Really Old Wallpaper
Really old wallpaper. It stops me in my tracks every time. A sobering reminder of my own mortality.
Here’s what happens: I’m a Realtor showing a client a mid-19th century house. Somewhere, usually tucked in the back of a closet or stairwell I find the original wallpaper. It’s often peeking through the peeling layers of subsequent coverups or it’s in such an obscure place that future homeowners never bothered to remove it.
While my clients wander through the house I stop and stare at the filigreed print refugee from 1891. I think about who picked it? How did she pick it? (Forgive my sexism but I’m going to assume that most wallpaper was picked by a ‘she’ in 1891.) How many rolls of wallpaper did she go through to end up with this? Did she get excited with anticipation when she brought it home? Did she hang it herself? What did she love about this particular pattern? What matched it? Did her husband like it?
But mostly I think about my own mortality.

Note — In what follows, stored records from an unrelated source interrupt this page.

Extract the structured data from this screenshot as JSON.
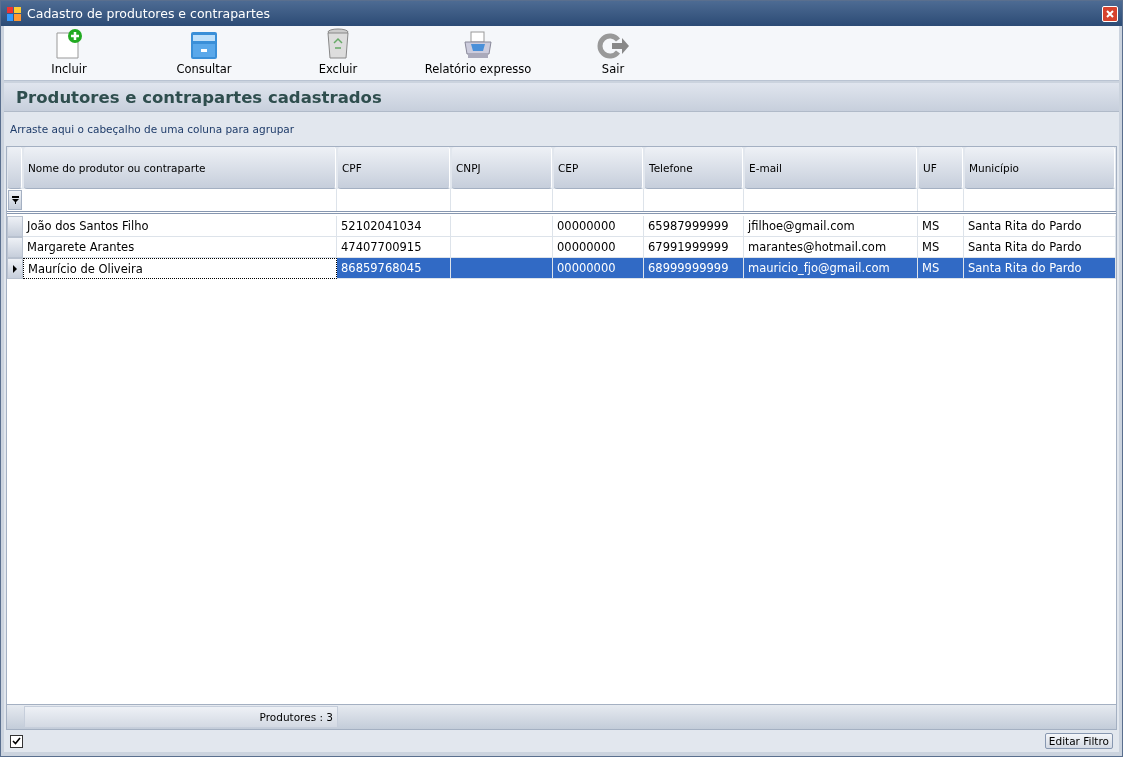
{
  "window": {
    "title": "Cadastro de produtores e contrapartes"
  },
  "toolbar": [
    {
      "label": "Incluir",
      "kind": "add"
    },
    {
      "label": "Consultar",
      "kind": "query"
    },
    {
      "label": "Excluir",
      "kind": "delete"
    },
    {
      "label": "Relatório expresso",
      "kind": "print"
    },
    {
      "label": "Sair",
      "kind": "exit"
    }
  ],
  "panel": {
    "title": "Produtores e contrapartes cadastrados",
    "group_hint": "Arraste aqui o cabeçalho de uma coluna para agrupar"
  },
  "table": {
    "columns": [
      "Nome do produtor ou contraparte",
      "CPF",
      "CNPJ",
      "CEP",
      "Telefone",
      "E-mail",
      "UF",
      "Município"
    ],
    "rows": [
      {
        "cells": [
          "João dos Santos Filho",
          "52102041034",
          "",
          "00000000",
          "65987999999",
          "jfilhoe@gmail.com",
          "MS",
          "Santa Rita do Pardo"
        ],
        "selected": false
      },
      {
        "cells": [
          "Margarete Arantes",
          "47407700915",
          "",
          "00000000",
          "67991999999",
          "marantes@hotmail.com",
          "MS",
          "Santa Rita do Pardo"
        ],
        "selected": false
      },
      {
        "cells": [
          "Maurício de Oliveira",
          "86859768045",
          "",
          "00000000",
          "68999999999",
          "mauricio_fjo@gmail.com",
          "MS",
          "Santa Rita do Pardo"
        ],
        "selected": true
      }
    ],
    "summary": "Produtores : 3"
  },
  "filter_checkbox": {
    "checked": true
  },
  "edit_filter_button": "Editar Filtro"
}
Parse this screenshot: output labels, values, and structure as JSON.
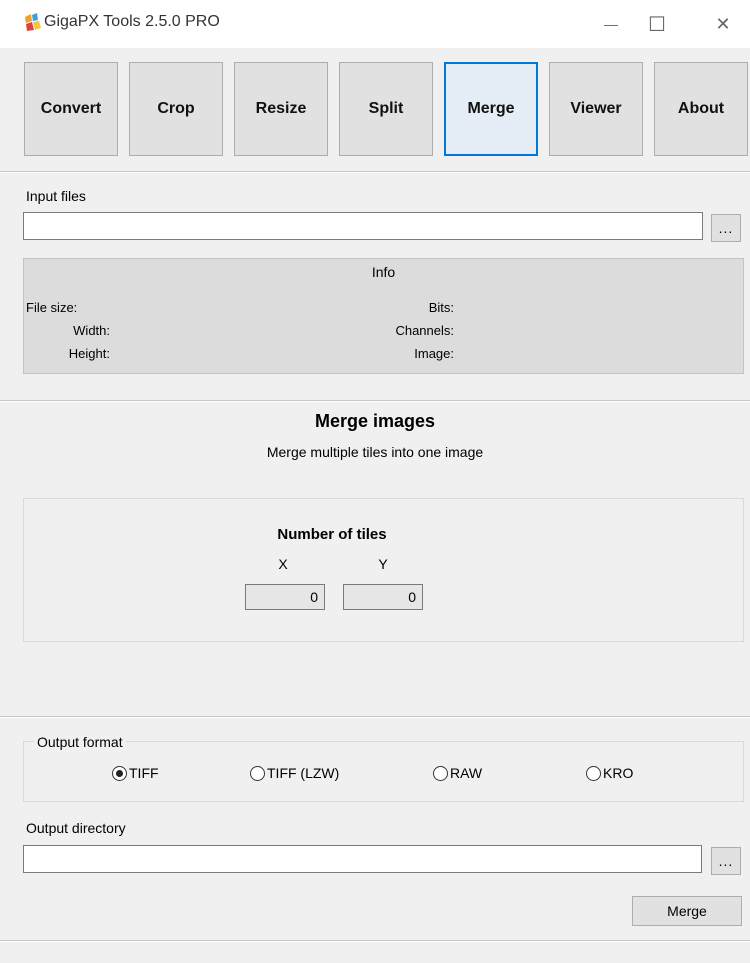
{
  "window": {
    "title": "GigaPX Tools 2.5.0 PRO",
    "minimize_glyph": "—",
    "maximize_glyph": "☐",
    "close_glyph": "✕"
  },
  "nav": {
    "items": [
      {
        "label": "Convert"
      },
      {
        "label": "Crop"
      },
      {
        "label": "Resize"
      },
      {
        "label": "Split"
      },
      {
        "label": "Merge",
        "active": true
      },
      {
        "label": "Viewer"
      },
      {
        "label": "About"
      }
    ]
  },
  "input": {
    "label": "Input files",
    "value": "",
    "browse_label": "..."
  },
  "info": {
    "title": "Info",
    "file_size_label": "File size:",
    "width_label": "Width:",
    "height_label": "Height:",
    "bits_label": "Bits:",
    "channels_label": "Channels:",
    "image_label": "Image:"
  },
  "merge": {
    "heading": "Merge images",
    "description": "Merge multiple tiles into one image",
    "tiles_heading": "Number of tiles",
    "x_label": "X",
    "y_label": "Y",
    "x_value": "0",
    "y_value": "0"
  },
  "output": {
    "format_label": "Output format",
    "formats": [
      {
        "label": "TIFF",
        "selected": true
      },
      {
        "label": "TIFF (LZW)",
        "selected": false
      },
      {
        "label": "RAW",
        "selected": false
      },
      {
        "label": "KRO",
        "selected": false
      }
    ],
    "directory_label": "Output directory",
    "directory_value": "",
    "browse_label": "...",
    "action_label": "Merge"
  },
  "colors": {
    "accent": "#0078d7",
    "background": "#f0f0f0",
    "info_panel": "#dcdcdc"
  }
}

This wallpaper spoke to a woman now dead. It made her happy and ‘feathered her nest.' She likely thought, like we all do, that the choice of that wallpaper was an important one and it (and she) would live forever. It did. Or might. She didn’t. Decades later I’m looking at her handiwork and thinking about this anonymous woman. I am reminded that one day the choices I make will be evaluated by someone who thinks that the prime of their life is eternal. It isn’t. I’m not.
It makes me want to order my life accordingly. Seize the Day. Do the important things. Finish strong. Leave a legacy that won’t be stripped because I made frivolous choices in my last laps.